I SPY WITH A SECRET GUY
Megan Singleton teams up with a former CIA agent at a Washington museum
WHEN visiting the city administering the global war on terror, adding the International Spy Museum (adjacent to the FBI building) to your itinerary makes for an interesting sidebar.
Visitors to Washington, DC, are there for the White House, museums, monuments and memorials. But I want the lowdown on reallife espionage and skulduggery and so take a former CIA agent with me to check out if a specialist espionage museum really lives up to the hype.
The former head of counter-terrorism was my surrogate dad for a year in the 1980s when I was a wide-eyed exchange student who landed with his family and spent 12 months at high school with his daughters. He was required to get permission from the agency (that’s what those on the inside call it) to host me, and we’ve all become incredibly close over the past 20 years.

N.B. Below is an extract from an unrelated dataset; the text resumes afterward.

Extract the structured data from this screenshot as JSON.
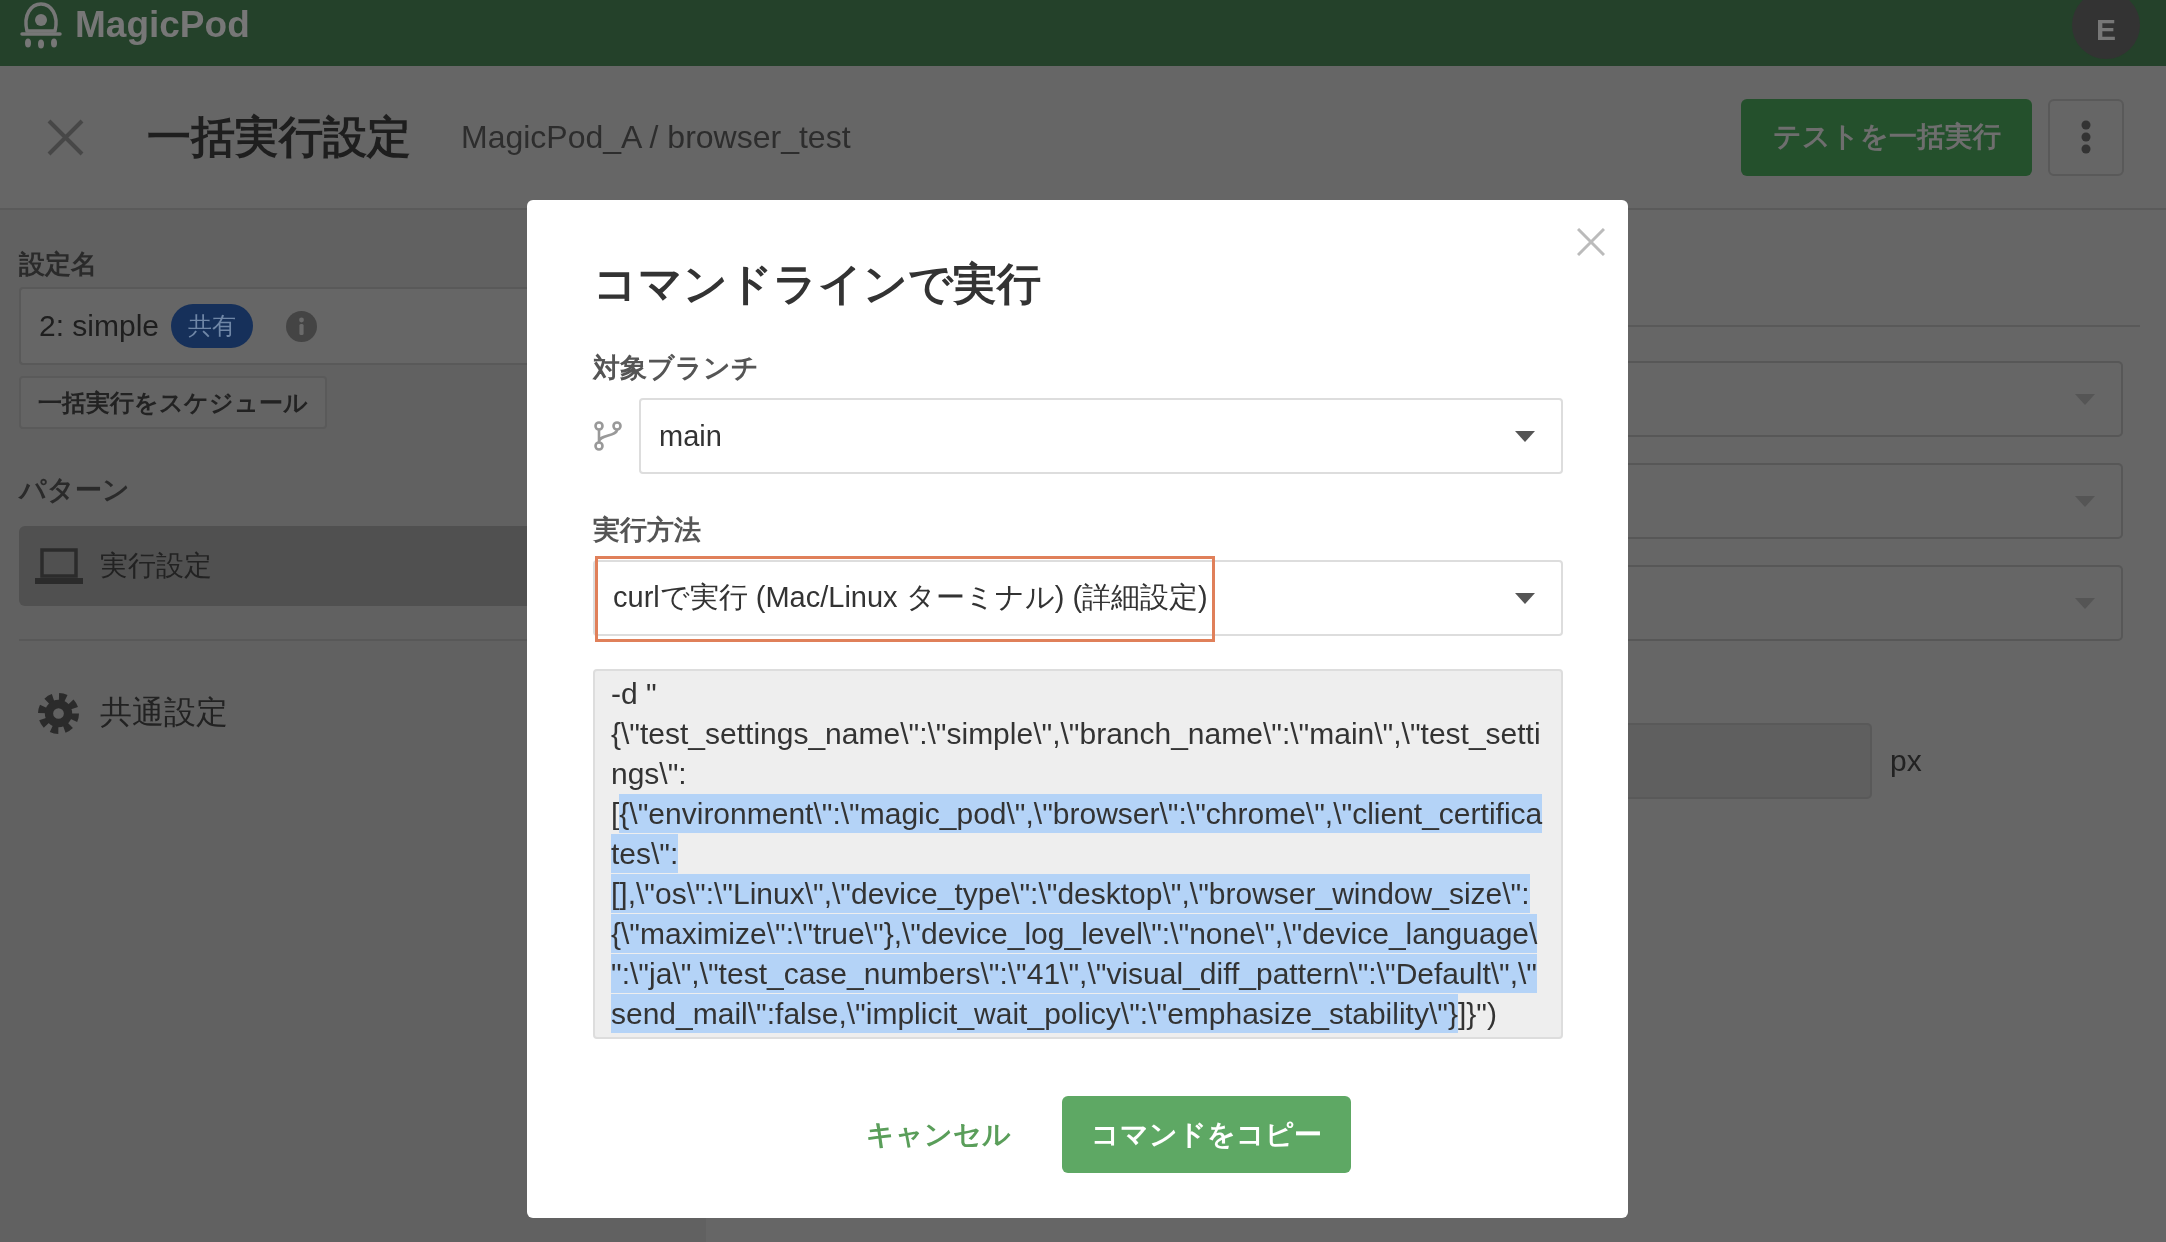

We start at the Spy City Cafe adjoining the museum entrance. A Langley Dog for him (all-beef hot dog, chilli, chopped onions and grated cheese), an MI-5 Dog (all-beef hot dog, crunchy onions, bacon and grated English cheese) for my American mother and a Disguise Dog for me (basically anything).

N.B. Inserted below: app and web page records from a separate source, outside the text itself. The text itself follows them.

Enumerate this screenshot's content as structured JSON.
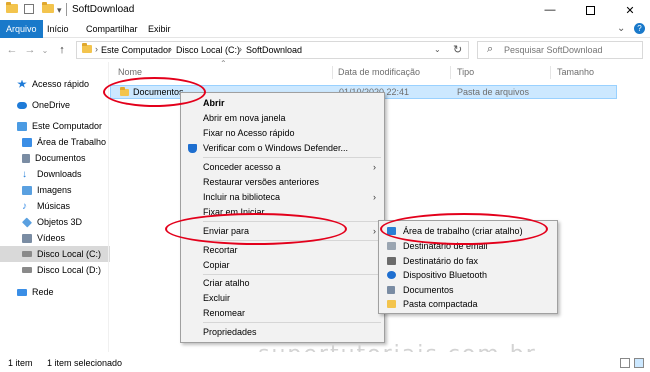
{
  "window": {
    "title": "SoftDownload",
    "minimize_icon": "minimize-icon",
    "maximize_icon": "maximize-icon",
    "close_icon": "close-icon",
    "help_icon": "help-icon",
    "expand_ribbon_icon": "chevron-down-icon"
  },
  "ribbon": {
    "tabs": [
      {
        "label": "Arquivo",
        "active": true
      },
      {
        "label": "Início",
        "active": false
      },
      {
        "label": "Compartilhar",
        "active": false
      },
      {
        "label": "Exibir",
        "active": false
      }
    ]
  },
  "address": {
    "crumbs": [
      "Este Computador",
      "Disco Local (C:)",
      "SoftDownload"
    ],
    "search_placeholder": "Pesquisar SoftDownload"
  },
  "nav": {
    "items": [
      {
        "label": "Acesso rápido",
        "icon": "star-icon",
        "color": "#1e7bd8"
      },
      {
        "label": "OneDrive",
        "icon": "cloud-icon",
        "color": "#1e7bd8"
      },
      {
        "label": "Este Computador",
        "icon": "computer-icon",
        "color": "#4b9be3"
      },
      {
        "label": "Área de Trabalho",
        "icon": "desktop-icon",
        "color": "#3a8ee6"
      },
      {
        "label": "Documentos",
        "icon": "documents-icon",
        "color": "#7a8ca3"
      },
      {
        "label": "Downloads",
        "icon": "download-icon",
        "color": "#1e7bd8"
      },
      {
        "label": "Imagens",
        "icon": "pictures-icon",
        "color": "#5aa0e0"
      },
      {
        "label": "Músicas",
        "icon": "music-icon",
        "color": "#3a8ee6"
      },
      {
        "label": "Objetos 3D",
        "icon": "cube-icon",
        "color": "#5aa0e0"
      },
      {
        "label": "Vídeos",
        "icon": "video-icon",
        "color": "#7a8ca3"
      },
      {
        "label": "Disco Local (C:)",
        "icon": "drive-icon",
        "color": "#8a8a8a"
      },
      {
        "label": "Disco Local (D:)",
        "icon": "drive-icon",
        "color": "#8a8a8a"
      },
      {
        "label": "Rede",
        "icon": "network-icon",
        "color": "#3a8ee6"
      }
    ]
  },
  "list": {
    "columns": [
      "Nome",
      "Data de modificação",
      "Tipo",
      "Tamanho"
    ],
    "rows": [
      {
        "name": "Documentos",
        "date": "01/10/2020 22:41",
        "type": "Pasta de arquivos",
        "size": ""
      }
    ]
  },
  "context_menu": {
    "items": [
      {
        "label": "Abrir",
        "bold": true
      },
      {
        "label": "Abrir em nova janela"
      },
      {
        "label": "Fixar no Acesso rápido"
      },
      {
        "label": "Verificar com o Windows Defender...",
        "icon": "defender-icon"
      },
      {
        "label": "Conceder acesso a",
        "submenu": true
      },
      {
        "label": "Restaurar versões anteriores"
      },
      {
        "label": "Incluir na biblioteca",
        "submenu": true
      },
      {
        "label": "Fixar em Iniciar"
      },
      {
        "label": "Enviar para",
        "submenu": true
      },
      {
        "label": "Recortar"
      },
      {
        "label": "Copiar"
      },
      {
        "label": "Criar atalho"
      },
      {
        "label": "Excluir"
      },
      {
        "label": "Renomear"
      },
      {
        "label": "Propriedades"
      }
    ]
  },
  "send_to_menu": {
    "items": [
      {
        "label": "Área de trabalho (criar atalho)",
        "icon": "desktop-icon",
        "color": "#2a7fd4"
      },
      {
        "label": "Destinatário de email",
        "icon": "mail-icon",
        "color": "#9aa5b1"
      },
      {
        "label": "Destinatário do fax",
        "icon": "fax-icon",
        "color": "#6b6b6b"
      },
      {
        "label": "Dispositivo Bluetooth",
        "icon": "bluetooth-icon",
        "color": "#1e6fd0"
      },
      {
        "label": "Documentos",
        "icon": "documents-icon",
        "color": "#7a8ca3"
      },
      {
        "label": "Pasta compactada",
        "icon": "zip-folder-icon",
        "color": "#f3c44d"
      }
    ]
  },
  "status": {
    "count": "1 item",
    "selected": "1 item selecionado"
  },
  "watermark": "supertutoriais.com.br",
  "colors": {
    "accent": "#1979ca",
    "selection": "#cce8ff",
    "highlight_ring": "#e3001b",
    "folder": "#f3c44d"
  }
}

After lunch it’s time to start spying. We buy our tickets and walk through the futuristic, blue-lit corridor into a lift for the third floor. Fans of suave James Bond and lovers of secret surveillance would adore this place. Bond’s Aston Martin DB5 is in the pop-culture room, but first we must assume an identity selected from profiles on the walls and memorise as many details as possible.
The labyrinth of rooms over three floors covers spy history dating from biblical times to the early 20th century, including ancient decoded documents and information on celebrity spies such as Marlene Dietrich and chef Julia Child.
I pore over the history of Cold War spy techniques, with double-crossing agents and wartime starlets-turned-informants and learn how to smuggle seven people into a car to cross a border. A pistol disguised in a lipstick case, used by the KGB, sits alongside other confiscated weapons and phone-taps, which have become tinier over the years.
I watch video interviews of real-life spy stories and intelligence blunders and try my luck with a training video to spot secret drop points and identify dodgy men with thick moustaches at a subway station. However, I am advised to stick to my day job, while the real spy with me does great. Shame he retired, I think, while also wondering where information on today’s spy techniques could be. I don’t find anything, but I suppose it makes sense that people in the process of spying keep their spy secrets secret.
On the way out I take a quiz about my assumed identity and forget to keep all my clues secret. I am mock-arrested but fortunately not tortured.